Quotes

Trivia

This film pioneered the use of jump cutting to and from a flashback, and of very brief flashbacks to suggest obtrusive memories.

Eiji Okada (playing Lui) did not know any French and was coached in pronouncing each syllable and memorized that order.

Miscellaneous Notes

Voted One of the Year's Five Best Foreign Films by the 1960 National Board of Review.

Voted One of the Year's Ten Best Foreign Language Films by the 1960 New York Times Film Critics.

Co-Winner of the International Critics Prize and Winner of the Film Writers Award at the 1959 Cannes Film Festival.

Released in United States Spring May 1960

Released in United States on Video July 1987

Released in United States June 1, 1990

Shown at Pacific Film Archive (A Producer's Vision: Anatole Dauman) in Berkeley, California June 1, 1990.

Feature directorial debut for Alain Resnais.

Georges Delerue's score for the film consists solely of the music heard on the jukebox.

Film's flashback editing technique revolutionized the cinema's means of interpreting subjective memory.
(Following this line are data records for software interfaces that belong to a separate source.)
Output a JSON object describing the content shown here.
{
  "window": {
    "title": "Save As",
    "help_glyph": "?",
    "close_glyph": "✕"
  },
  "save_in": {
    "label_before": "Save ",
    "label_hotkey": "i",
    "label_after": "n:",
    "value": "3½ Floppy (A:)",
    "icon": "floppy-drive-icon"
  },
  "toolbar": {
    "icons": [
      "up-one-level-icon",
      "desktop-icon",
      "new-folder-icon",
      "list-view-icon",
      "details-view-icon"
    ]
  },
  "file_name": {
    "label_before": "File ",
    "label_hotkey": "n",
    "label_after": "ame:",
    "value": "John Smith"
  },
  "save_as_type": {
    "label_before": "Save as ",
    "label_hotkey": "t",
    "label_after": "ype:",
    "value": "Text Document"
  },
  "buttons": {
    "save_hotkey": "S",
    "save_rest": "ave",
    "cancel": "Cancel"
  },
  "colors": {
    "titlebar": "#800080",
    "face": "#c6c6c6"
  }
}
Shot between September-December 1958.

Released in United States on Video July 1987

Released in United States June 1, 1990 (Shown at Pacific Film Archive (A Producer's Vision: Anatole Dauman) in Berkeley, California June 1, 1990.)

Released in United States Spring May 1960

Voted Best Foreign Language Film of the Year by the 1960 New York Film Critics Association.